Mandriva began life as Mandrake Linux, based on Red Hat 5; Mandrake was essentially "Red Hat Done Better". It offered a well-configured KDE as the default desktop as well as its own administrative tools that provided more flexibility than those tools offered by Red Hat. The under-the-hood difference in these tools was that they were (and continue to be) written in perl language rather than the python language as used by Red Hat. Mandrake/Mandriva also spent considerable effort on its unique urpmi package management tool, essentially an intelligent, powerful console/gui wrapper around the RPM system of package management.
At some point, the business management of Mandrake/Mandriva lost its way, rallied, re-grouped and then lost its way again. The first time, they lost focus on Linux and the second time, they lost focus on their community. Mageia stepped in to fill the void in the community so that all the good things that were represented by the Mandriva distro would not be lost in the corporate buyout.
Which is why the software is so similar and the community is so different; you only need to fix what is broken.
Mageia offers the most recent verson of your favorite application software and all the major software you expect to be there is there. Mageia uses kernel 18.104.22.168 with additional patches for automatic process grouping andTransparent Huge Page support as well as support for AMD Fusion APUs and Intel Sandy Bridge and Panther Point chipsets.
Both 32-bit and 64-bit installation DVDs as well as a Live CD are available. Migration from existing Manriva 2010.2 installations is easily done. A large on-line software repository is available and provides a wide range of software of both free licensed and other licensed categories (the latter is not enabled by default, but is opt-in).

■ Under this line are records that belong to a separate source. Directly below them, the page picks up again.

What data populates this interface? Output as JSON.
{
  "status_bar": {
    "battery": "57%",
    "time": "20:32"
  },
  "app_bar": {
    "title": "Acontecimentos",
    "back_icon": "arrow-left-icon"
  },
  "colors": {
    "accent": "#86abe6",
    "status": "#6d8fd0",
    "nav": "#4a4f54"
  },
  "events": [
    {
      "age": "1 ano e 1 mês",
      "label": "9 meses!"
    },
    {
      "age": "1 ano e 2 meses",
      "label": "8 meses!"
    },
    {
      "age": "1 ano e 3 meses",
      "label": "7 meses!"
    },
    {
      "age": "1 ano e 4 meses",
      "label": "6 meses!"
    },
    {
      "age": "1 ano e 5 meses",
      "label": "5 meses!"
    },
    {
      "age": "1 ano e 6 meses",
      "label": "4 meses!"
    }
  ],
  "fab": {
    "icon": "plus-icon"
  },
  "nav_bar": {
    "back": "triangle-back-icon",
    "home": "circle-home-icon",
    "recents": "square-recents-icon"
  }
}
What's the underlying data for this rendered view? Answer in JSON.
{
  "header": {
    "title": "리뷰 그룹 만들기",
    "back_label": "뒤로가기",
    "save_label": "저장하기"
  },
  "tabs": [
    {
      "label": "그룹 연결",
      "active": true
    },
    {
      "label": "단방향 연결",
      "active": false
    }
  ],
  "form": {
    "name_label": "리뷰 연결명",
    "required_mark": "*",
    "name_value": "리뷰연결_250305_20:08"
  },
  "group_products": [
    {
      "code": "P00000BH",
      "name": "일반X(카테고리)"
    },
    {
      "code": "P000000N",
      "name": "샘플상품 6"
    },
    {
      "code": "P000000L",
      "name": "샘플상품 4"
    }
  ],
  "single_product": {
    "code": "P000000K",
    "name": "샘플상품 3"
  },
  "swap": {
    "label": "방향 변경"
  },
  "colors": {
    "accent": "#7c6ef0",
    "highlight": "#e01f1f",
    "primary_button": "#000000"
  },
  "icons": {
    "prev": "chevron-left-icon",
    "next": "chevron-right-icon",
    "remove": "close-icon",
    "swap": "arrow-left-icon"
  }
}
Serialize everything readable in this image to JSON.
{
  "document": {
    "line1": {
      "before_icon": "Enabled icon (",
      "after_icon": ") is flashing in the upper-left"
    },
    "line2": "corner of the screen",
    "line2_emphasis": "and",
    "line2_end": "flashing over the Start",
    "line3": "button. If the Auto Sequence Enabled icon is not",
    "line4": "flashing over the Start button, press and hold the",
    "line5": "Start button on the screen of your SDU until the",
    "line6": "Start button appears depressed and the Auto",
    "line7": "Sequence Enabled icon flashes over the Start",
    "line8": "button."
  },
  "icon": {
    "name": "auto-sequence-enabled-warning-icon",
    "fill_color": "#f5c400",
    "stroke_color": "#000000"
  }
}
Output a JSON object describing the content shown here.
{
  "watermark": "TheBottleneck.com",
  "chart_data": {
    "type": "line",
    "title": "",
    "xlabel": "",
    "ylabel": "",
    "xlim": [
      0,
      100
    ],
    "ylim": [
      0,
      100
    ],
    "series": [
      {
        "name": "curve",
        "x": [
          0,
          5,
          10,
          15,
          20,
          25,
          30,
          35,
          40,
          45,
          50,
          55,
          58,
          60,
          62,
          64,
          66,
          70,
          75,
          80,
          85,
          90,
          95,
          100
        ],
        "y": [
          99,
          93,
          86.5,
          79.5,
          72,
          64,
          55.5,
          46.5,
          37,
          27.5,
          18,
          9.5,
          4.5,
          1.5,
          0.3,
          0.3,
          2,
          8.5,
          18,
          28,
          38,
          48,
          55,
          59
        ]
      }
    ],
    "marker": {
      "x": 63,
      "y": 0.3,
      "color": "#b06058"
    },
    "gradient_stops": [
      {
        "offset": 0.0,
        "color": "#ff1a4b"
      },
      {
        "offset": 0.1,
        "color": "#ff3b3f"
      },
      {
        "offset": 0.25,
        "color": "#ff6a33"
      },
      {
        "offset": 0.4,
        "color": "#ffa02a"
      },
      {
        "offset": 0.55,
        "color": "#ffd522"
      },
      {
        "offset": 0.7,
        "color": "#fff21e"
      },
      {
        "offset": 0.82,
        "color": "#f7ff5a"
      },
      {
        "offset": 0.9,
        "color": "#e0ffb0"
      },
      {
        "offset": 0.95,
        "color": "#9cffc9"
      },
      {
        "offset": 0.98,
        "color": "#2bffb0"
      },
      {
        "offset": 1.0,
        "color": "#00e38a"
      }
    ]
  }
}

As with any initial release, you're likely to find a few minor bugs, but the Mageia community is there to help you. As a long-time user of Mandrake/Mandriva and co-author with Bill Ball of the Red Hat/Fedora Unleashed series, I believe you'll find Mageia a full-featured and easy-to-use Linux distro.